Thursday, May 28, 2009

Physical Therapists' Use of Cognitive-Behavioral Therapy (CBT) for Older Adults with Chronic Pain: A Nationwide Survey

The above link is about a telephone survey of PTs from across the USA regarding their use of cognitive-behavioral therapy (CBT). This was in response to evidense in the pain management field that CBT can be effective. The PTs surveyed used CBT techniques minimally due to several factors such as lack of training and time and reimbursement issues.

My take on this: What the conventional medical model is calling CBT is simply another form of connecting the physical body to mental and emotional aspects, which when imbalanced can manifest as physical symptoms. Duh. You see, physical therapy in the USA is trying to find autonomy in the medical profession with advancements in PT education transitioning into a doctorate level and with the evidence-based mind-set (ie. "if it's not perceptible by my five senses, it doesn't exist"). With increasing "got you by the balls" tactics of health insurance companies with decreasing reimbursement for services rendered, the PT profession is being blinded by their own need for autonomy. In other words, the route they're heading for now is a route already tread by the chiropractic and medical professions where trying to establish their "worth" to insurers who care more about the bottom line rather than the actual health care of individuals is an uphill battle.

I've been using so-called CBT approaches for several years now but I never called it that.
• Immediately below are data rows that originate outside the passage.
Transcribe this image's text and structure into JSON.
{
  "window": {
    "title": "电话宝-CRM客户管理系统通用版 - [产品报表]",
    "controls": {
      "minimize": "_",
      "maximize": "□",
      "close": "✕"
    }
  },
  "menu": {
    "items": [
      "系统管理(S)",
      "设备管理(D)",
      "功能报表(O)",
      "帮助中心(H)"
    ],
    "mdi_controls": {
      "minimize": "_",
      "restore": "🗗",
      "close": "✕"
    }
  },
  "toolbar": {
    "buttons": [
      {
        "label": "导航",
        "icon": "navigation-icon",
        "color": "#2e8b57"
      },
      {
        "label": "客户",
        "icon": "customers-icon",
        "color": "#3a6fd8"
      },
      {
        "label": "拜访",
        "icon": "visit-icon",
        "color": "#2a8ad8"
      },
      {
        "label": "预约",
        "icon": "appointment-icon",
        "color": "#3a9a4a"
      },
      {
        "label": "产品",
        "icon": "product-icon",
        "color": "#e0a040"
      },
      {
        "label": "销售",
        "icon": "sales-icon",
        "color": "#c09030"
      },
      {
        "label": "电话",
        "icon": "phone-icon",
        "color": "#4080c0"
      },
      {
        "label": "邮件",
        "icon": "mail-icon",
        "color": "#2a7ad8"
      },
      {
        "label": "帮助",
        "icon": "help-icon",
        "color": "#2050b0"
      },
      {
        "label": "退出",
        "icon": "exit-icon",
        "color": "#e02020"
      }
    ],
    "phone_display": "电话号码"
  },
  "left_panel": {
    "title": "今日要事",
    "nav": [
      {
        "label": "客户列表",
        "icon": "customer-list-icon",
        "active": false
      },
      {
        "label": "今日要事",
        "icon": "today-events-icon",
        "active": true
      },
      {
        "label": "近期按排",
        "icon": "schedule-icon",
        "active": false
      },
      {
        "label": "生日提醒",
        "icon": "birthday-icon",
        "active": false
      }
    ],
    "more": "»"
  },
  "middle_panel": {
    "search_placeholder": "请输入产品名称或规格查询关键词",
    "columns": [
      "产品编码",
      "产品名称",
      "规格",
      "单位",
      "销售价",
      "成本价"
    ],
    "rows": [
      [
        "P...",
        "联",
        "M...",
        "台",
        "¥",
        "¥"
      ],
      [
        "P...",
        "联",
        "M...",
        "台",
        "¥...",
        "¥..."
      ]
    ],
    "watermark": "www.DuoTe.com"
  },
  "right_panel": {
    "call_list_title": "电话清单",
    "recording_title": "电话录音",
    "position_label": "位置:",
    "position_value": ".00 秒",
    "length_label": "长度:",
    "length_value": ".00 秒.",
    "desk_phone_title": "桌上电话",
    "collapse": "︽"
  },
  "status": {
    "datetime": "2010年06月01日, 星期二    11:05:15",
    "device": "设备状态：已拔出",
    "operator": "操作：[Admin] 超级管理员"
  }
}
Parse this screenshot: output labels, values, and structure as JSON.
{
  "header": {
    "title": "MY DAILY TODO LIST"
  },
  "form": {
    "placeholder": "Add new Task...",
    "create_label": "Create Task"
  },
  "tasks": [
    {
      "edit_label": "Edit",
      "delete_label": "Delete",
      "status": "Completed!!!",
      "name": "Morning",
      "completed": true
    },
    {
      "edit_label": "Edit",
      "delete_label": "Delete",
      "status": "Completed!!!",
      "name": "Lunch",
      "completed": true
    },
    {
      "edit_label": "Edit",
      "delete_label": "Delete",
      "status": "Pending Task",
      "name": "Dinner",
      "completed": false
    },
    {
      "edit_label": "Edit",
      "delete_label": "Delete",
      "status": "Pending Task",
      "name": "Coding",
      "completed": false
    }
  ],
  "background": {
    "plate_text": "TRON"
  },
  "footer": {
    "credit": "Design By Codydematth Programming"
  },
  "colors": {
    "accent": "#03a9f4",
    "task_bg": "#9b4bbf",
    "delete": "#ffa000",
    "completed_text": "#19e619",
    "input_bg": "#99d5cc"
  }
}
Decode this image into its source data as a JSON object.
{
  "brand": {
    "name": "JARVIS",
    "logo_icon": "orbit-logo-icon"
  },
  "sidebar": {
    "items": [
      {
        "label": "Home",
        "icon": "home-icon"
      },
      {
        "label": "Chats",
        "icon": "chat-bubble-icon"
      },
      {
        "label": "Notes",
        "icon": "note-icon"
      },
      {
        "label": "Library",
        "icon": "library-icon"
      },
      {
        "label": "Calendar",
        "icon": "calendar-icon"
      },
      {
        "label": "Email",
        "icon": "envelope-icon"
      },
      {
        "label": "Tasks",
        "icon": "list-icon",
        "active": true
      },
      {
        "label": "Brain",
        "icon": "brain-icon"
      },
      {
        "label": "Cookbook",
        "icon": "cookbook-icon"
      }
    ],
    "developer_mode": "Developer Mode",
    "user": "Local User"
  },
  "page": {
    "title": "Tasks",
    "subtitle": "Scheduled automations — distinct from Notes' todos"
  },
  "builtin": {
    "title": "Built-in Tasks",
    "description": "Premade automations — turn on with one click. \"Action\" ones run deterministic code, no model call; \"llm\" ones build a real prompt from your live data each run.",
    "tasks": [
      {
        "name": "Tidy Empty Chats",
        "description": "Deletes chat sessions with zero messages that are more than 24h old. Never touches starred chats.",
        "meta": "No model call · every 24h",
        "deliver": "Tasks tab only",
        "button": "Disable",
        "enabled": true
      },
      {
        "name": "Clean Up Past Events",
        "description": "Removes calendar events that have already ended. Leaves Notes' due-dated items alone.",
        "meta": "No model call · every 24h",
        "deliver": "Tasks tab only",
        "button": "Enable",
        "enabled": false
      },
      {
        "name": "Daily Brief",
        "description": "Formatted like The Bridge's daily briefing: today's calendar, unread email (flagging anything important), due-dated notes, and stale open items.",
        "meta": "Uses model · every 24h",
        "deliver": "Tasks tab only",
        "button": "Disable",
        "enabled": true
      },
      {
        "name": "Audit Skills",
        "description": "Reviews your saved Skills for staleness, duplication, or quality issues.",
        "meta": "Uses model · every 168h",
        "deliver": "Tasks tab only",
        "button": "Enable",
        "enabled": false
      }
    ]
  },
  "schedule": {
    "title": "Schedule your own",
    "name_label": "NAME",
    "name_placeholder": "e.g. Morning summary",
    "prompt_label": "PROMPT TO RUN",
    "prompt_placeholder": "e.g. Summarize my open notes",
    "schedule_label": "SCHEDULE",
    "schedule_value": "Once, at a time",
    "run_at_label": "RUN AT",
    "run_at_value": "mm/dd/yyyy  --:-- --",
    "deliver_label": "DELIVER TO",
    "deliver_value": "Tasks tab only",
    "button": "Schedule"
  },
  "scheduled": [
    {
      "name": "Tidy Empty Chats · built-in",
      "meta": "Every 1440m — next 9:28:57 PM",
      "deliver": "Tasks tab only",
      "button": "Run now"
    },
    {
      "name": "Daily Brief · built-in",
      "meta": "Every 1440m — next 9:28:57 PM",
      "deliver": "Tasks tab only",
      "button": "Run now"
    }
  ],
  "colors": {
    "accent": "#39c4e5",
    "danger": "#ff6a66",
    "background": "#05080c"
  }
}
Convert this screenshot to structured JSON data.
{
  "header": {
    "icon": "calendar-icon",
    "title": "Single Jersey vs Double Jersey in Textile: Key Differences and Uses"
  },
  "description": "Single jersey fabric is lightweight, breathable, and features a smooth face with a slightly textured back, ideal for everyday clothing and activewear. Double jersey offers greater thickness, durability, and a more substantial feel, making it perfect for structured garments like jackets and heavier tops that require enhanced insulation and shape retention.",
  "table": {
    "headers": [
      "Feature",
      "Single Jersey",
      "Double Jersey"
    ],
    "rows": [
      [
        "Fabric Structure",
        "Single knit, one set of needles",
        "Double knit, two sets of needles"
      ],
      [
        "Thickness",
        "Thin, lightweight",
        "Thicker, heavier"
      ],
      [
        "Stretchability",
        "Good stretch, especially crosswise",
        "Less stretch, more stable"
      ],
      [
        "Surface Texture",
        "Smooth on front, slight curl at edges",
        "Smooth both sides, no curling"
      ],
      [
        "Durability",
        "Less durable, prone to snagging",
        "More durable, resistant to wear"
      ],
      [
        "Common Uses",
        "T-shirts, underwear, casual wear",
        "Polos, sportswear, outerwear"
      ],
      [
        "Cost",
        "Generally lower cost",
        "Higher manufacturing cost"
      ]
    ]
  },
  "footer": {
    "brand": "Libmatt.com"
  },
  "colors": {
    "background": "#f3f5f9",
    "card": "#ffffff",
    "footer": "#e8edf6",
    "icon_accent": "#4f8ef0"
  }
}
Back when I was a student right into my early years working as a PT, I had observed a direct relationship between a patient's emotional and mental status to their offending complaint. But whenever direct intervention into the mental and emotional aspects was brought up, it was deemed out of line for our profession and that area of expertise was to be referred to some kind of licensed psychiatric professional. I know what you're thinking: pretty idiotic, right? So you see why if the PT profession continues to neglect the interrelationships of the physical, emotional, mental, and dare I say the spiritual components of the human being, how limited the profession will and currently is?

I walked away from the PT profession in 2007 because I found it to be too restrictive of my nature as a healing professional. Rather than tread the same path as others before me and become frustrated, angry, depressed, and lost, I chose to create my own path in health care.

The good news from this survey is that the PT profession has an opportunity to step outside of what is traditional and explore new avenues.

Tuesday, May 12, 2009

Meditation & Movement

Many people think they know what meditation is and still have not devoted any effort toward a meditative practice and thus can not really understand it unless they've thoroughly experienced it with open receptiveness and a willingness to change, or explore, their current "thinking"; of which is not truly living thinking but more so "dead" thinking. Thinking, in the ordinary sense, is based upon thoughts which are completed, finished, and the result of as compared to thinking for the sake of thinking itself; the actual process of thinking where the subject, you the "thinker" becomes the object. "Dead" thinking separates the subject from the object disregarding the "process" for the "result" (ie. the actual thought). This leads one "stuck" in the pre-conditioned realm of the subconscious which is based upon past thoughts and previous conditioning. The ego, as a vehicle for one's sense of self attaches itself to the subconscious because it can easily control and manipulate preconceived concepts and contain one's reality. This is how our parents, religion, the government, the media, and multi-national corporations can easily control us.

With "living" thinking there is no separation between the subject and object and it provides a direct link to the superconscious through our intuitions. Our intuitions allow our Soul to be guided by our Spiritual-Divine nature (rather than just our Ego-material nature). With living thinking, or pure thinking, we tap into our essence and experience our eternal capacity. When we are able to bring this capacity back down to earth, we are considered "enlightened", or awakened to a whole new level of existence.

Meditation as a practice allows one to tap into living thinking. Could you imagine if Copernicus did not practice living thinking that he'd ever find the balls to disagree with the norm of his day that the Earth was the center of the Universe?

With meditation, after awhile you become aware of the ability to cultivate refined "energy", or "chi" in the Taoist sense which you can use to harmonize your subtle energy bodies. When movement is added to a practice of meditation it further intensifies the experience and "re-educates" the flow that has become accustomed to stagnation. Stagnation leads to disease. Various disciplines such as qigong, taichi, and yoga utilize meditation and movement which explains their effectiveness.

One does not have to learn the traditional disciplines if one is willing to explore their self. Traditional disciplines may fall into the trap of dogmatism which further tethers one's Soul to the demise of egotism. Meditation and movement can be a free expression of one's Soul individuality which keeps in line with how energy operates, which is constantly in motion in a moment-to-moment dynamic, where nothing is ever the same and is constantly changing. Imagine your life right now if you could experience such presentness.

Monday, May 11, 2009

Who are You?

Two souls, alas, dwell within my breast,
Each wants to separate from the other;
One, in hearty lovelust,
Clings to earth with clutching organs;
The other lifts itself mightily from the dust
To high ancestral regions.

Goethe, Faust I, 1112